What happens when you eat a lot of unhealthy food at restaurants?
A new infographic by Healthline highlights 13 effects of eating highly processed, unhealthy food on the human body, including obesity:
Fast food isn’t necessarily bad, but in many cases it’s highly processed and contains large amounts of carbohydrates, added sugar, unhealthy fats, and salt (sodium).
These foods are often high in calories yet offer little or no nutritional value. When fast food frequently replaces nutritious foods in your diet, it can lead to poor nutrition, poor health, and weight gain. Tests in lab animals have even shown a negative effect in short duration diets. Being overweight is a risk factor for a variety of chronic health problems including heart disease, diabetes, and stroke.
According to the Robert Wood Johnson Foundation, most people underestimate the number of calories they’re eating in a fast-food restaurant. A 2013 study published in JAMA Pediatrics showed that children and adolescents take in more calories in fast food and other restaurants than at home. Eating at a restaurant added between 160 and 310 calories a day.
The infographic features studies that link unhealthy foods and drinks (often available at fast food restaurants) to depression, respiratory problems, acne and more.
Poor nutrition and obesity, of course, remain a large health threat.
“The Obesity Action Coalition (OAC) reports that the number of fast food outlets has doubled since 1970, a period during which the number of obese Americans also doubled,” according to Healthline. “It’s likely that many factors have contributed to the obesity epidemic, but the correlation between the availability of cheap and fattening fast food and national weight increase is stark.”
So what can we do to improve?
Check out these heroes of healthy food access:
- Latina Filmmaker’s Web Series Helps Bodegas Push Healthier Foods
- Why Your Town Needs a Farmer’s Market
- Young Latina Innovator to Launch ‘MyFunFood’ App
- Texas Town Uses Free School Dinner to Energize Student Minds, Bodies
- Stephen Lucke Grows Gardens of Wellness in San Antonio
And help with school food!
A School Food Pantry accepts, stores, and redistributes donated and leftover food to students.

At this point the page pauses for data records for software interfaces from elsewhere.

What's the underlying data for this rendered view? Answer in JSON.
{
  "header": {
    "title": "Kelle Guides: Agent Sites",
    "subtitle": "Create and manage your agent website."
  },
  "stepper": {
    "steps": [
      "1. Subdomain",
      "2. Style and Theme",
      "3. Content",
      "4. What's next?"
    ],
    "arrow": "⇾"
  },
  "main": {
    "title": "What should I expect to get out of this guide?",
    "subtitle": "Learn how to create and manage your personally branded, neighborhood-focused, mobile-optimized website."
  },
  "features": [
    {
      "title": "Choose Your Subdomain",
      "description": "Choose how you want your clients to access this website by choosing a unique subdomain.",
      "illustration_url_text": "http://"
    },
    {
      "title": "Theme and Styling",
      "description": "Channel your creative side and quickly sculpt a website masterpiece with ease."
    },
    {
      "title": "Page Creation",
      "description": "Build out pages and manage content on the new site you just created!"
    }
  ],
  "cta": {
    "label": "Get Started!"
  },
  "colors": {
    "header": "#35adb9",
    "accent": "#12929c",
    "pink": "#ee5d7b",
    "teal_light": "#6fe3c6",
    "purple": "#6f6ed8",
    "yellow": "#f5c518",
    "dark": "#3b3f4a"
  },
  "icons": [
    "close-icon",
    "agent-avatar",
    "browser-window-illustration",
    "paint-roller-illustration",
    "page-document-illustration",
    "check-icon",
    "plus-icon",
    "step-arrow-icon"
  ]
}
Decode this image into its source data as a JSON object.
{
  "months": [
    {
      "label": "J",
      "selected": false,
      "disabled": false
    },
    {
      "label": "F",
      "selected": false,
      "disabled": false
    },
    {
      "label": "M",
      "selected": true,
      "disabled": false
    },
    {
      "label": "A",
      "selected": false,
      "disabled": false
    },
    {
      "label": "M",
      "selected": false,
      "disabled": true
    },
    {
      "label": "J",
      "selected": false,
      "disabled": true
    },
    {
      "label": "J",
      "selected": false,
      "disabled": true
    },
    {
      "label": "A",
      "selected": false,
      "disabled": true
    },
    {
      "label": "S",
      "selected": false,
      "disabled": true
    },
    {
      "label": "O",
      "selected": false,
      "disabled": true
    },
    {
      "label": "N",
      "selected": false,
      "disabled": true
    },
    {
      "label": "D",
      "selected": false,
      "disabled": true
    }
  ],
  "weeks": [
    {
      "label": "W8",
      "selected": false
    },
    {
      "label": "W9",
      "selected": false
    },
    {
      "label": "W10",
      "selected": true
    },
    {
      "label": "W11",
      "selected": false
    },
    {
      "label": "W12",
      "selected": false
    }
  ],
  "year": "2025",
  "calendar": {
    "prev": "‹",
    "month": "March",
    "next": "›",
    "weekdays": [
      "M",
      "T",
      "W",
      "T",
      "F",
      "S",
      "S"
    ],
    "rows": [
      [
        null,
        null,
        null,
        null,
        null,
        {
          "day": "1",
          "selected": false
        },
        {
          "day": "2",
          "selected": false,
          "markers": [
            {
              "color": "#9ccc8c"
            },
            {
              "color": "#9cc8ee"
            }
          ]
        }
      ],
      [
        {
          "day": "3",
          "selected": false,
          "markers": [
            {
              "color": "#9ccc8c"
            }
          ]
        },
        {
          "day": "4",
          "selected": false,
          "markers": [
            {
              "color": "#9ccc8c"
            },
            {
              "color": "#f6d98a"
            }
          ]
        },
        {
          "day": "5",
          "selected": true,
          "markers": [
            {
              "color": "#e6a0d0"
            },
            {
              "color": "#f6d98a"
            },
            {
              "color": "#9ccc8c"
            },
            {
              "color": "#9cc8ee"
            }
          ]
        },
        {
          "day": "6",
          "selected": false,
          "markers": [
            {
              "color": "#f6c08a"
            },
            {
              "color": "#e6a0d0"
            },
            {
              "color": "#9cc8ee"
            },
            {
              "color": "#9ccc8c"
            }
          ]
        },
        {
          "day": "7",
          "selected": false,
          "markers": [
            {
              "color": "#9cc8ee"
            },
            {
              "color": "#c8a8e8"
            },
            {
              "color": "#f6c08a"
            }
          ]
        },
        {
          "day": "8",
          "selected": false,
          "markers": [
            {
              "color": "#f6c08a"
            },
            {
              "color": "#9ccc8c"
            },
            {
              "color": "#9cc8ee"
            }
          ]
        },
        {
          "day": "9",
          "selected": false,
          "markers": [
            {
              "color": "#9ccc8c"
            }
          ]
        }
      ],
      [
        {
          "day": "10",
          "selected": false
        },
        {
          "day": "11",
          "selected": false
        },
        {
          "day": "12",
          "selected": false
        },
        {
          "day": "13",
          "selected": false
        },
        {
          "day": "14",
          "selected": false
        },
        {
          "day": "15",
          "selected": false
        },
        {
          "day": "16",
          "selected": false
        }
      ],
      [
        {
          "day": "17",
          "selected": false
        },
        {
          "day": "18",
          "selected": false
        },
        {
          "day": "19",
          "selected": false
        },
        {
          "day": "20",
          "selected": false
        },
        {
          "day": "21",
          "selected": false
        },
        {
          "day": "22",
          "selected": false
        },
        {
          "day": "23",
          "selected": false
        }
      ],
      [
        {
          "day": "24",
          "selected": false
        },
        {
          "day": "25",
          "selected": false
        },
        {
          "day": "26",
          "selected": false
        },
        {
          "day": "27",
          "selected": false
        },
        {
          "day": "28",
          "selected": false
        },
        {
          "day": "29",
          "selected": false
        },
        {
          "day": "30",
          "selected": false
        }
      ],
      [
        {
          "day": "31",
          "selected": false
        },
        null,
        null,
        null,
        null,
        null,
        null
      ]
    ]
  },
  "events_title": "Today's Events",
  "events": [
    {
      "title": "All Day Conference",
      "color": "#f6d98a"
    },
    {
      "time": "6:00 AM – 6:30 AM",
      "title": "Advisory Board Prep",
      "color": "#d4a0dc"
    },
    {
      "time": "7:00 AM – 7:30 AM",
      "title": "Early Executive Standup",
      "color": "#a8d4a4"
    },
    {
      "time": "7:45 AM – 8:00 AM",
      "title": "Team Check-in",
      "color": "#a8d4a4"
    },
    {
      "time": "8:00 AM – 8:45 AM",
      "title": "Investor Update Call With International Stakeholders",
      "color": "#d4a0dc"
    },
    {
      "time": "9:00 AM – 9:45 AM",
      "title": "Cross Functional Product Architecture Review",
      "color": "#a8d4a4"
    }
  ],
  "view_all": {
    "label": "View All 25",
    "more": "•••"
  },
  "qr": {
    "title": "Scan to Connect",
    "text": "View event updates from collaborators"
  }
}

The new Salud America! “School Food Pantry Action Pack” is a free guide to help school personnel talk to decision-makers, work through logistics, and start a School Food Pantry to help hungry students and reduce local food insecurity.